◆ **Source data**
[Start of Attachment]

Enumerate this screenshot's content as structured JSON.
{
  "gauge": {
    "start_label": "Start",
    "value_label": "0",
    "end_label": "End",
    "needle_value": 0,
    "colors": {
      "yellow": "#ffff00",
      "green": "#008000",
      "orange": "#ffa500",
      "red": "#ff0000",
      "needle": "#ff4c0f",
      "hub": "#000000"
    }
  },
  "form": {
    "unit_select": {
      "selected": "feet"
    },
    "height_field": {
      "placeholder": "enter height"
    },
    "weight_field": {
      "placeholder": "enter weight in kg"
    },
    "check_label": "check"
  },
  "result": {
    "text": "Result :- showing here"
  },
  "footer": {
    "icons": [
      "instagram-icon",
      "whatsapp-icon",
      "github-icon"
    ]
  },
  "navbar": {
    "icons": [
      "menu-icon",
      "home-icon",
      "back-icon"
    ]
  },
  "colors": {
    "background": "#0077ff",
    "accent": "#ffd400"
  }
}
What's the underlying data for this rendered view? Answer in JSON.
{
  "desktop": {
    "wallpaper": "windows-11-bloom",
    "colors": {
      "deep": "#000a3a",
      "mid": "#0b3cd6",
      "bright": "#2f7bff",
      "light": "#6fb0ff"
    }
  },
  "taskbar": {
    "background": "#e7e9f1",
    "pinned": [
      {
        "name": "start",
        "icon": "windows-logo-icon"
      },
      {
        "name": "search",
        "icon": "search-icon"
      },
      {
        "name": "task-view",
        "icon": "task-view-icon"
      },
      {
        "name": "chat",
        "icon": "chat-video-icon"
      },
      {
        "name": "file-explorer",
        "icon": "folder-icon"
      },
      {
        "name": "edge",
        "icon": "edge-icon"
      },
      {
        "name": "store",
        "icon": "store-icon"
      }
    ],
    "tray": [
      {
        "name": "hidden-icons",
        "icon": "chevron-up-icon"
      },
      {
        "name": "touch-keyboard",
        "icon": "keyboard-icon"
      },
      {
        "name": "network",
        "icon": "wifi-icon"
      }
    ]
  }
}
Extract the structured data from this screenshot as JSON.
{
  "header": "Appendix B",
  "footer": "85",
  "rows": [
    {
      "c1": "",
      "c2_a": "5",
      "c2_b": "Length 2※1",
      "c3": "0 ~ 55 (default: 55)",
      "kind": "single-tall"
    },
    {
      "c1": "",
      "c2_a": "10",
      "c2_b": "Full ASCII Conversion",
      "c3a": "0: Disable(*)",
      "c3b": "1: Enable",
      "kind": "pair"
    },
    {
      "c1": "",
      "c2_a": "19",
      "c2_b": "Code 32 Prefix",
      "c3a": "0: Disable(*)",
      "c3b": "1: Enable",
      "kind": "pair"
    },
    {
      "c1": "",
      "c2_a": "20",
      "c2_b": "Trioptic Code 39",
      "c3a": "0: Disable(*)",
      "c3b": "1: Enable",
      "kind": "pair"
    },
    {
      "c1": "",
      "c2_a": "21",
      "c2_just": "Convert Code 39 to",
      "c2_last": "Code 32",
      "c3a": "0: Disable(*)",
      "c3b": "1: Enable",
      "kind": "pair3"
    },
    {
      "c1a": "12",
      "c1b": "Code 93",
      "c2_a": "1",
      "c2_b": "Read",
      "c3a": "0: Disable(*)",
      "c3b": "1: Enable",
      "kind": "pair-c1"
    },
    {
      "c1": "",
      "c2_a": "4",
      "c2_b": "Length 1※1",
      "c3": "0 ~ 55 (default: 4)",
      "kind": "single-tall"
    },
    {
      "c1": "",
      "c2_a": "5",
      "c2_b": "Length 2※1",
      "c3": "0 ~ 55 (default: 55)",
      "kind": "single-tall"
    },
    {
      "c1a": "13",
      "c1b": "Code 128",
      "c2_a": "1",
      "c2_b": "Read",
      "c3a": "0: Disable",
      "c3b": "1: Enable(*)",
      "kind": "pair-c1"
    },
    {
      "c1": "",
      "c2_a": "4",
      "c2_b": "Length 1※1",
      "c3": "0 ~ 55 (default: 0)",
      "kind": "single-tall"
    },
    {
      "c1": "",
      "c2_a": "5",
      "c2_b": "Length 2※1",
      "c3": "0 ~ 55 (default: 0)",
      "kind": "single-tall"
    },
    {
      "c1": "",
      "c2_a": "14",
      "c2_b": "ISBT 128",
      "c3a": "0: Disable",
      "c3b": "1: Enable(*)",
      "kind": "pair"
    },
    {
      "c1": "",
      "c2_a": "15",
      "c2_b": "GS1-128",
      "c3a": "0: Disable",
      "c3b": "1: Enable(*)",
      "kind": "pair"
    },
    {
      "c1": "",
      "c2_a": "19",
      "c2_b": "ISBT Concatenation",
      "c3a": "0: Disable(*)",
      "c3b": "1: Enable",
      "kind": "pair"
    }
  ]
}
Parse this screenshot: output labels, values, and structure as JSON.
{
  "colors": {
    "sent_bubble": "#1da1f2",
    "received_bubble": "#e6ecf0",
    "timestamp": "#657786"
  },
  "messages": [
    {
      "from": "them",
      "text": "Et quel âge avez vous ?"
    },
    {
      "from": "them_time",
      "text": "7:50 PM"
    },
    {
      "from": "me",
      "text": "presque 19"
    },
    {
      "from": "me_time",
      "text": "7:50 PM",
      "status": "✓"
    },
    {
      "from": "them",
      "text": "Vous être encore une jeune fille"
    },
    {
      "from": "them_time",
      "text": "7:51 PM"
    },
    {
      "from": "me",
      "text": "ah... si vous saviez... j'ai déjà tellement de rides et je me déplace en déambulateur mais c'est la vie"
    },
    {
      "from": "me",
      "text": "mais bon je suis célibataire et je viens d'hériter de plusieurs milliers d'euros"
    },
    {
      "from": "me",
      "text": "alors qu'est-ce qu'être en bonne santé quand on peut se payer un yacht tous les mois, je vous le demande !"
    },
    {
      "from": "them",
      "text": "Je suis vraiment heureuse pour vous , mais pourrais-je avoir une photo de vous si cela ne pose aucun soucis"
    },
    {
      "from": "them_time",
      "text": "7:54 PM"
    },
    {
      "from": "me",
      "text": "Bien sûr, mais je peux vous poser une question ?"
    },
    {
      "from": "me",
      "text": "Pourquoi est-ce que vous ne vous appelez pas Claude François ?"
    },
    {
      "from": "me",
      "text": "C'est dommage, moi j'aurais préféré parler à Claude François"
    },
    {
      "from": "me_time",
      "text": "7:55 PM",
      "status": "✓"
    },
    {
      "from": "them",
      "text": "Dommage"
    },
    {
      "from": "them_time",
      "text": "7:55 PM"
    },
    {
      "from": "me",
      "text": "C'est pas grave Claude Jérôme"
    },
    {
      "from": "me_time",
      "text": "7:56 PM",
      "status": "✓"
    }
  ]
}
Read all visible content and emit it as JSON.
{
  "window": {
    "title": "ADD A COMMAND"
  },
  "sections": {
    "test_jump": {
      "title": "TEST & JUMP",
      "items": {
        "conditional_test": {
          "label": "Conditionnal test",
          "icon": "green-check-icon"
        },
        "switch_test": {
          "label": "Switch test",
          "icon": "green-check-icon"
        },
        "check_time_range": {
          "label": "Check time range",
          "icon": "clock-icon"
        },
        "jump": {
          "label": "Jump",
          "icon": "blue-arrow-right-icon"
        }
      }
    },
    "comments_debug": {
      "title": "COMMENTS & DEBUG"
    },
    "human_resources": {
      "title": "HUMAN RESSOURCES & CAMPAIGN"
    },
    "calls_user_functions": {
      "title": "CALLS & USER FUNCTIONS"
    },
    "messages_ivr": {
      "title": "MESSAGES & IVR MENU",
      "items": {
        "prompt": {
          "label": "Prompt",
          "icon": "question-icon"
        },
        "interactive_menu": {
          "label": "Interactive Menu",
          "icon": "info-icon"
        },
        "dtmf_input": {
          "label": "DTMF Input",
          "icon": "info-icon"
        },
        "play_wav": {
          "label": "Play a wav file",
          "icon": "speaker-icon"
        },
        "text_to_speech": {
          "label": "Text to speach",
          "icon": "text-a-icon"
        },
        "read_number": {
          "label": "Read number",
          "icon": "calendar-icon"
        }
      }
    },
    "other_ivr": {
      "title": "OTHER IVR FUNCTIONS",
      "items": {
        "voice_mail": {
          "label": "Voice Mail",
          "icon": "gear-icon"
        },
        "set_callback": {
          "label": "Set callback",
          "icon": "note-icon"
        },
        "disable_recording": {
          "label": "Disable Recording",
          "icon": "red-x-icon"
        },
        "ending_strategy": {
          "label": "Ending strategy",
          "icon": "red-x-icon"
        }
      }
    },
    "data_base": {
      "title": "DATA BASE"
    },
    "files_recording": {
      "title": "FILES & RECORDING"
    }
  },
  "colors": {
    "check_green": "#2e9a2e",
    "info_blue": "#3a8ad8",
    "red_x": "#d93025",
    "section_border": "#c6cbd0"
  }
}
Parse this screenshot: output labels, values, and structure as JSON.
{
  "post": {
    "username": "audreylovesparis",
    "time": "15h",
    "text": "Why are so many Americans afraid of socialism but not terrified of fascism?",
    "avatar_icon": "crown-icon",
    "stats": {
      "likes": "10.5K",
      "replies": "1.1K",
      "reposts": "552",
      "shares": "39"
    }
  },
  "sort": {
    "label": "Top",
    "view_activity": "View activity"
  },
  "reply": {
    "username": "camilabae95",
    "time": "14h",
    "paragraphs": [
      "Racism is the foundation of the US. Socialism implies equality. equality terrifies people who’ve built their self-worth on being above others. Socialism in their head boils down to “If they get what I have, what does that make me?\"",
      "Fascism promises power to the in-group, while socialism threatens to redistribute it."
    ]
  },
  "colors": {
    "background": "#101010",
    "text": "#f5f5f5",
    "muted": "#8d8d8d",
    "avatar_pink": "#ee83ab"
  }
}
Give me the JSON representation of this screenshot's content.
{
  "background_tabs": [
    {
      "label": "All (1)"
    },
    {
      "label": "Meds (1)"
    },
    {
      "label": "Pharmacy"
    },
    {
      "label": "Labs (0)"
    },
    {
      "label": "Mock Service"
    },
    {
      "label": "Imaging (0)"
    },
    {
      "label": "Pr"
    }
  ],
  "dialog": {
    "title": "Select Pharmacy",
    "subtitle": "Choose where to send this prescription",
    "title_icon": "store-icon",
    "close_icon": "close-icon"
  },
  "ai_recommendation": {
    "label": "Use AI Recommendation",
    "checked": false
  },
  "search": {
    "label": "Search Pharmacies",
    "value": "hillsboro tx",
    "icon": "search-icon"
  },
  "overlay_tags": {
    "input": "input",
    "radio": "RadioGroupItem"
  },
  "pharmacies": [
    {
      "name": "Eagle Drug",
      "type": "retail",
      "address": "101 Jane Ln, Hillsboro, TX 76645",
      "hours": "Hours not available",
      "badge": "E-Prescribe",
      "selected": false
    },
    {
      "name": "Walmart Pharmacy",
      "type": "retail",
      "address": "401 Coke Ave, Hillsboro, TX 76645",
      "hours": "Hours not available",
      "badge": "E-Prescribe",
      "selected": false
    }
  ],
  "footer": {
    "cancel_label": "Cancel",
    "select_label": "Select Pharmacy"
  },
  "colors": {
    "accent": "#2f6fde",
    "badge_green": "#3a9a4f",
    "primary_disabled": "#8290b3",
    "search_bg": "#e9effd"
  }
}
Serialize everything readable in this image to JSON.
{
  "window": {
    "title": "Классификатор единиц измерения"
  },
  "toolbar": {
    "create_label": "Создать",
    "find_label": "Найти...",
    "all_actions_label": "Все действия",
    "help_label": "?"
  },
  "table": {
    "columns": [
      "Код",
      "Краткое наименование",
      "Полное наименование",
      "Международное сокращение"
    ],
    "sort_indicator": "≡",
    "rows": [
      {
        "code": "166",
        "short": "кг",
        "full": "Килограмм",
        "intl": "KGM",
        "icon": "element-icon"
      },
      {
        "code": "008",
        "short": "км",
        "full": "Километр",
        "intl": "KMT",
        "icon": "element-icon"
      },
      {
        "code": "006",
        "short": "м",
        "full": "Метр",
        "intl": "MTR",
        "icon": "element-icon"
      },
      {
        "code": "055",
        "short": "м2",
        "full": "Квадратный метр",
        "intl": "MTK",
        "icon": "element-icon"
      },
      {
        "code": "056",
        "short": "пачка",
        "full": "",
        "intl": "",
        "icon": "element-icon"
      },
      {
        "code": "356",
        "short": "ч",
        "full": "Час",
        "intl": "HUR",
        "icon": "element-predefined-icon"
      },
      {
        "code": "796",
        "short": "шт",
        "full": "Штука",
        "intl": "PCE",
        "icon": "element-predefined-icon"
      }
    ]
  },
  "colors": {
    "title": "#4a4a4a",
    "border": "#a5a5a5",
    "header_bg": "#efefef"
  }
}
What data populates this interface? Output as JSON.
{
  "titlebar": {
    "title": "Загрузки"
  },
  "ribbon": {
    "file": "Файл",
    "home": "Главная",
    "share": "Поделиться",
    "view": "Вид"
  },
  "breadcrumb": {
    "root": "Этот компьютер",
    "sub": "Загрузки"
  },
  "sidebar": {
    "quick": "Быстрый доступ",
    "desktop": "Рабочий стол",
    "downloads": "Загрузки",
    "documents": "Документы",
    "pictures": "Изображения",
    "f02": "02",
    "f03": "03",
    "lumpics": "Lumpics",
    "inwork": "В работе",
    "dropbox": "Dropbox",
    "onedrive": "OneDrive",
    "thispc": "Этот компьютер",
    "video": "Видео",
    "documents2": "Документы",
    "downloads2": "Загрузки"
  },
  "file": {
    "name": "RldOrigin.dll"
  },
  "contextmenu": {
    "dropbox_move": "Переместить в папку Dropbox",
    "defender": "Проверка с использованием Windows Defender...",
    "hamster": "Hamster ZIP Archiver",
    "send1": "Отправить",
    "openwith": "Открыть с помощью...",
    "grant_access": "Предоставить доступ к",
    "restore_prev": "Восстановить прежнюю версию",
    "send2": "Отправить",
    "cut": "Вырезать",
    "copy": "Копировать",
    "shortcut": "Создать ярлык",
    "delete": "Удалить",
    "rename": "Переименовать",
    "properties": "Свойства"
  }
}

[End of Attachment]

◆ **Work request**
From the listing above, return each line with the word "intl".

◆ **Solved exercise**
        "intl": "KGM",
        "intl": "KMT",
        "intl": "MTR",
        "intl": "MTK",
        "intl": "",
        "intl": "HUR",
        "intl": "PCE",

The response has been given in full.